Records excerpted from a collection:
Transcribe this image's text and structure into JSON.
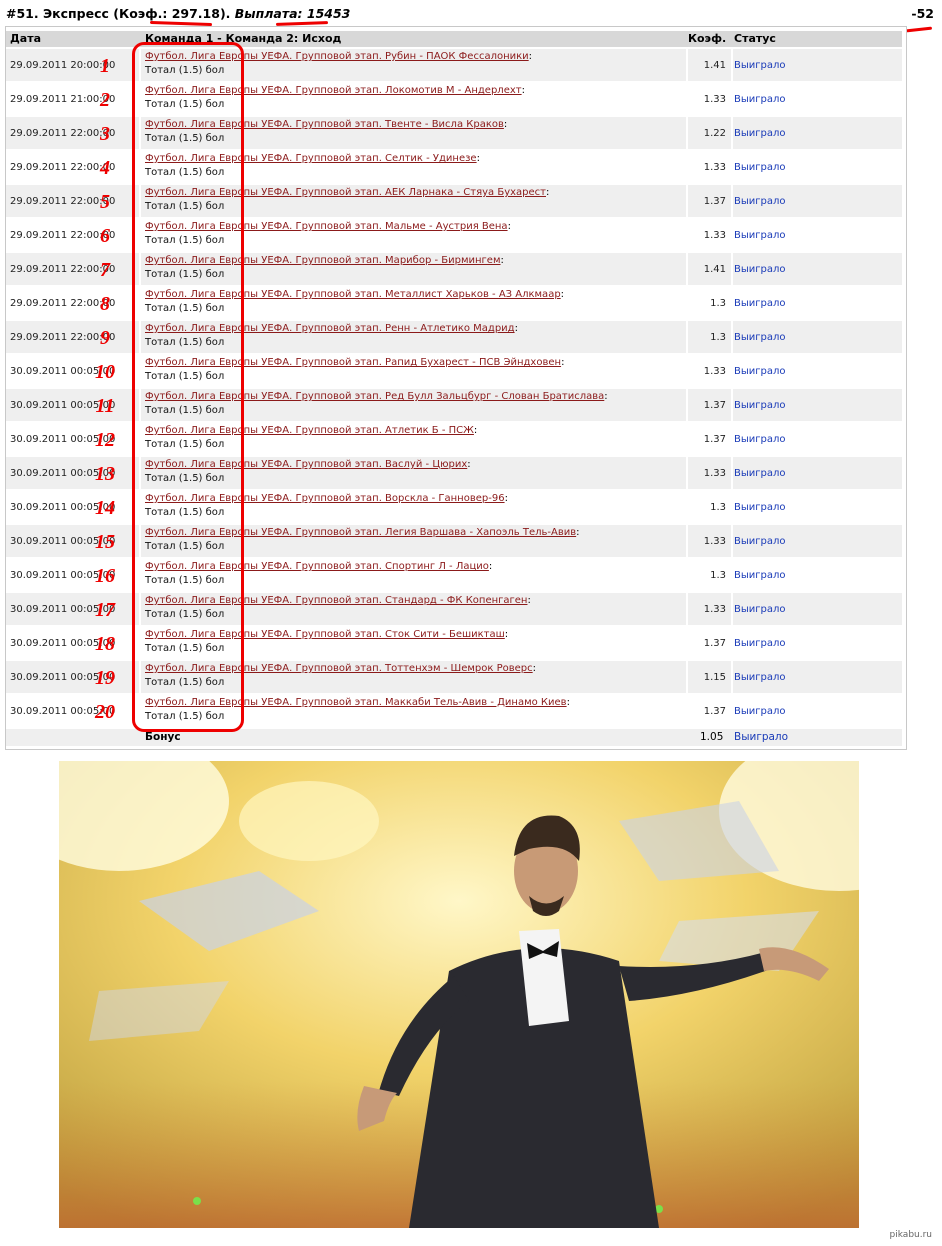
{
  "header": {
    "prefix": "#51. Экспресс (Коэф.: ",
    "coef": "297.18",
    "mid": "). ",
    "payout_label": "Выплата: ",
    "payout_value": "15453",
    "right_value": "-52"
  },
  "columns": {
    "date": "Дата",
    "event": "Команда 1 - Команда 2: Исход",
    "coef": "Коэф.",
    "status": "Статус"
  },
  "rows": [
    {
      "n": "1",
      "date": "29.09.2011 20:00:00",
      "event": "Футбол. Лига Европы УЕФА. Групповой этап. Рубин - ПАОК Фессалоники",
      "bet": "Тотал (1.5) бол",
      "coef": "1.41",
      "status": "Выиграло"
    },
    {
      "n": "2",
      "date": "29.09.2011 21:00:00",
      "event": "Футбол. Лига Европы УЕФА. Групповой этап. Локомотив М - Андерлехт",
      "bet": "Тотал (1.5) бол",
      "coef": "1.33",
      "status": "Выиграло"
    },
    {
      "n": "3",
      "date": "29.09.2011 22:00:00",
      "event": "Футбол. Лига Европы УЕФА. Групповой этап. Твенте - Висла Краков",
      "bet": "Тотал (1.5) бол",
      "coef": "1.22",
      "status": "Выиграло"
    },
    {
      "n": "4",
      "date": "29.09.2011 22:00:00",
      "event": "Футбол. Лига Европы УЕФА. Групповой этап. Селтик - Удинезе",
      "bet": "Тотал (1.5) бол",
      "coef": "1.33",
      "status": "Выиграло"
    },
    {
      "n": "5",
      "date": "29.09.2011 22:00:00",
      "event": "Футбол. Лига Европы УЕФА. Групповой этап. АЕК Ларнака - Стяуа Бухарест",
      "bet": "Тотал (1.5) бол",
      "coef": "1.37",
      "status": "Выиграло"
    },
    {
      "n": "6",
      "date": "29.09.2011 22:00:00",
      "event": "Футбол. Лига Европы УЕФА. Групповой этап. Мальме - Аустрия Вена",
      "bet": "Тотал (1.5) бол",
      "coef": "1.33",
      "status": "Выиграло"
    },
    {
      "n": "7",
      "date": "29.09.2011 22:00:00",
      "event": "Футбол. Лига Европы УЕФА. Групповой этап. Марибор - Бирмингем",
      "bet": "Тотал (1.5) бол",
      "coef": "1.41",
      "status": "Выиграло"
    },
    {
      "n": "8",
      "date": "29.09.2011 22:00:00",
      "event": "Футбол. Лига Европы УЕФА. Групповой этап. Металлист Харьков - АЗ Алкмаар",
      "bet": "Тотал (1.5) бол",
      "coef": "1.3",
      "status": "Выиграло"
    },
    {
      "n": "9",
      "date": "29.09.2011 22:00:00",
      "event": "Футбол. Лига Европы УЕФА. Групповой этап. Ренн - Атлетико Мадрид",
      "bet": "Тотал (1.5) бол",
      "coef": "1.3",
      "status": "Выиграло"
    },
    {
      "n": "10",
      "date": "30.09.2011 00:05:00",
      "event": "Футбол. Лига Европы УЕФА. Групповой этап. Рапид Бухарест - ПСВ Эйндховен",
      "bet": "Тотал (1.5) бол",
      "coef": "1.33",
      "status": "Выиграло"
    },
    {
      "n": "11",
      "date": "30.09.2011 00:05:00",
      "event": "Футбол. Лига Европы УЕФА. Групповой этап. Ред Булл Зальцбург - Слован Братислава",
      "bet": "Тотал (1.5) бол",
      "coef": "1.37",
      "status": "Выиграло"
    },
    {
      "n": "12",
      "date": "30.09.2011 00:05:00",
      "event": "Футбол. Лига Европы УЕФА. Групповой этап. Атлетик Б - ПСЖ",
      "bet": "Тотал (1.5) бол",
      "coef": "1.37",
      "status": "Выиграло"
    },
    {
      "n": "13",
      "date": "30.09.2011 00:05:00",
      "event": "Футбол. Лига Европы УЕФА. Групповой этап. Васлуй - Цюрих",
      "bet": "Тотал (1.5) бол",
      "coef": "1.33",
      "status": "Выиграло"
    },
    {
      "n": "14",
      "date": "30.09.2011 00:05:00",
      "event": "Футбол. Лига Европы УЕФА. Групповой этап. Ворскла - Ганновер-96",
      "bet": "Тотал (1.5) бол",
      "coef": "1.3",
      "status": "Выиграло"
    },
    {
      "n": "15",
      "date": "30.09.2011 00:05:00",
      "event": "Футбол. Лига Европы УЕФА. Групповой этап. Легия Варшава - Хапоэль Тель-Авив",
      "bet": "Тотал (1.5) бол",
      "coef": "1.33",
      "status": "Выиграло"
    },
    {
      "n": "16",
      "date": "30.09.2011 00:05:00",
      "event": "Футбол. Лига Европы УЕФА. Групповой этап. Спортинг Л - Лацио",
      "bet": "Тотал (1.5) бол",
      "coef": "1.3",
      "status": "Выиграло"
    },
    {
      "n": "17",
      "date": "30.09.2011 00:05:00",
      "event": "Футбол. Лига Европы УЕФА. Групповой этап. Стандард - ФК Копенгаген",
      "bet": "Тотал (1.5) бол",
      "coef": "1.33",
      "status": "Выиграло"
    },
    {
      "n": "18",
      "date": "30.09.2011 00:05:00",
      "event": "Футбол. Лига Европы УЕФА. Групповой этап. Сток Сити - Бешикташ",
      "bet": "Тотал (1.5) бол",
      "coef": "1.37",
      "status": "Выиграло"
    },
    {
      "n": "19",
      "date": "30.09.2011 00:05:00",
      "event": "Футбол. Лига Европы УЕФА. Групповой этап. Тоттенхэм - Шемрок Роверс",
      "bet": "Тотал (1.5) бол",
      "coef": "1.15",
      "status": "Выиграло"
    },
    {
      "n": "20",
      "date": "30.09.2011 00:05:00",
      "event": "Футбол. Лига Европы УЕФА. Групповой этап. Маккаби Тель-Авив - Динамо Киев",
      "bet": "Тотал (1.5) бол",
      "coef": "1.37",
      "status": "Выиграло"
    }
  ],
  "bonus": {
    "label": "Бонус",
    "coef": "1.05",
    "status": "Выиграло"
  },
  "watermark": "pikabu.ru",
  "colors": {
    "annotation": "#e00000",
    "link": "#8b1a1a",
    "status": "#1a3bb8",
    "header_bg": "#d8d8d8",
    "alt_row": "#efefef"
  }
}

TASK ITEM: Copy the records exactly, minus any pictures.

YOUR SOLUTION:
Transcribe this image's text and structure into JSON.
{
  "header": {
    "prefix": "#51. Экспресс (Коэф.: ",
    "coef": "297.18",
    "mid": "). ",
    "payout_label": "Выплата: ",
    "payout_value": "15453",
    "right_value": "-52"
  },
  "columns": {
    "date": "Дата",
    "event": "Команда 1 - Команда 2: Исход",
    "coef": "Коэф.",
    "status": "Статус"
  },
  "rows": [
    {
      "n": "1",
      "date": "29.09.2011 20:00:00",
      "event": "Футбол. Лига Европы УЕФА. Групповой этап. Рубин - ПАОК Фессалоники",
      "bet": "Тотал (1.5) бол",
      "coef": "1.41",
      "status": "Выиграло"
    },
    {
      "n": "2",
      "date": "29.09.2011 21:00:00",
      "event": "Футбол. Лига Европы УЕФА. Групповой этап. Локомотив М - Андерлехт",
      "bet": "Тотал (1.5) бол",
      "coef": "1.33",
      "status": "Выиграло"
    },
    {
      "n": "3",
      "date": "29.09.2011 22:00:00",
      "event": "Футбол. Лига Европы УЕФА. Групповой этап. Твенте - Висла Краков",
      "bet": "Тотал (1.5) бол",
      "coef": "1.22",
      "status": "Выиграло"
    },
    {
      "n": "4",
      "date": "29.09.2011 22:00:00",
      "event": "Футбол. Лига Европы УЕФА. Групповой этап. Селтик - Удинезе",
      "bet": "Тотал (1.5) бол",
      "coef": "1.33",
      "status": "Выиграло"
    },
    {
      "n": "5",
      "date": "29.09.2011 22:00:00",
      "event": "Футбол. Лига Европы УЕФА. Групповой этап. АЕК Ларнака - Стяуа Бухарест",
      "bet": "Тотал (1.5) бол",
      "coef": "1.37",
      "status": "Выиграло"
    },
    {
      "n": "6",
      "date": "29.09.2011 22:00:00",
      "event": "Футбол. Лига Европы УЕФА. Групповой этап. Мальме - Аустрия Вена",
      "bet": "Тотал (1.5) бол",
      "coef": "1.33",
      "status": "Выиграло"
    },
    {
      "n": "7",
      "date": "29.09.2011 22:00:00",
      "event": "Футбол. Лига Европы УЕФА. Групповой этап. Марибор - Бирмингем",
      "bet": "Тотал (1.5) бол",
      "coef": "1.41",
      "status": "Выиграло"
    },
    {
      "n": "8",
      "date": "29.09.2011 22:00:00",
      "event": "Футбол. Лига Европы УЕФА. Групповой этап. Металлист Харьков - АЗ Алкмаар",
      "bet": "Тотал (1.5) бол",
      "coef": "1.3",
      "status": "Выиграло"
    },
    {
      "n": "9",
      "date": "29.09.2011 22:00:00",
      "event": "Футбол. Лига Европы УЕФА. Групповой этап. Ренн - Атлетико Мадрид",
      "bet": "Тотал (1.5) бол",
      "coef": "1.3",
      "status": "Выиграло"
    },
    {
      "n": "10",
      "date": "30.09.2011 00:05:00",
      "event": "Футбол. Лига Европы УЕФА. Групповой этап. Рапид Бухарест - ПСВ Эйндховен",
      "bet": "Тотал (1.5) бол",
      "coef": "1.33",
      "status": "Выиграло"
    },
    {
      "n": "11",
      "date": "30.09.2011 00:05:00",
      "event": "Футбол. Лига Европы УЕФА. Групповой этап. Ред Булл Зальцбург - Слован Братислава",
      "bet": "Тотал (1.5) бол",
      "coef": "1.37",
      "status": "Выиграло"
    },
    {
      "n": "12",
      "date": "30.09.2011 00:05:00",
      "event": "Футбол. Лига Европы УЕФА. Групповой этап. Атлетик Б - ПСЖ",
      "bet": "Тотал (1.5) бол",
      "coef": "1.37",
      "status": "Выиграло"
    },
    {
      "n": "13",
      "date": "30.09.2011 00:05:00",
      "event": "Футбол. Лига Европы УЕФА. Групповой этап. Васлуй - Цюрих",
      "bet": "Тотал (1.5) бол",
      "coef": "1.33",
      "status": "Выиграло"
    },
    {
      "n": "14",
      "date": "30.09.2011 00:05:00",
      "event": "Футбол. Лига Европы УЕФА. Групповой этап. Ворскла - Ганновер-96",
      "bet": "Тотал (1.5) бол",
      "coef": "1.3",
      "status": "Выиграло"
    },
    {
      "n": "15",
      "date": "30.09.2011 00:05:00",
      "event": "Футбол. Лига Европы УЕФА. Групповой этап. Легия Варшава - Хапоэль Тель-Авив",
      "bet": "Тотал (1.5) бол",
      "coef": "1.33",
      "status": "Выиграло"
    },
    {
      "n": "16",
      "date": "30.09.2011 00:05:00",
      "event": "Футбол. Лига Европы УЕФА. Групповой этап. Спортинг Л - Лацио",
      "bet": "Тотал (1.5) бол",
      "coef": "1.3",
      "status": "Выиграло"
    },
    {
      "n": "17",
      "date": "30.09.2011 00:05:00",
      "event": "Футбол. Лига Европы УЕФА. Групповой этап. Стандард - ФК Копенгаген",
      "bet": "Тотал (1.5) бол",
      "coef": "1.33",
      "status": "Выиграло"
    },
    {
      "n": "18",
      "date": "30.09.2011 00:05:00",
      "event": "Футбол. Лига Европы УЕФА. Групповой этап. Сток Сити - Бешикташ",
      "bet": "Тотал (1.5) бол",
      "coef": "1.37",
      "status": "Выиграло"
    },
    {
      "n": "19",
      "date": "30.09.2011 00:05:00",
      "event": "Футбол. Лига Европы УЕФА. Групповой этап. Тоттенхэм - Шемрок Роверс",
      "bet": "Тотал (1.5) бол",
      "coef": "1.15",
      "status": "Выиграло"
    },
    {
      "n": "20",
      "date": "30.09.2011 00:05:00",
      "event": "Футбол. Лига Европы УЕФА. Групповой этап. Маккаби Тель-Авив - Динамо Киев",
      "bet": "Тотал (1.5) бол",
      "coef": "1.37",
      "status": "Выиграло"
    }
  ],
  "bonus": {
    "label": "Бонус",
    "coef": "1.05",
    "status": "Выиграло"
  },
  "watermark": "pikabu.ru",
  "colors": {
    "annotation": "#e00000",
    "link": "#8b1a1a",
    "status": "#1a3bb8",
    "header_bg": "#d8d8d8",
    "alt_row": "#efefef"
  }
}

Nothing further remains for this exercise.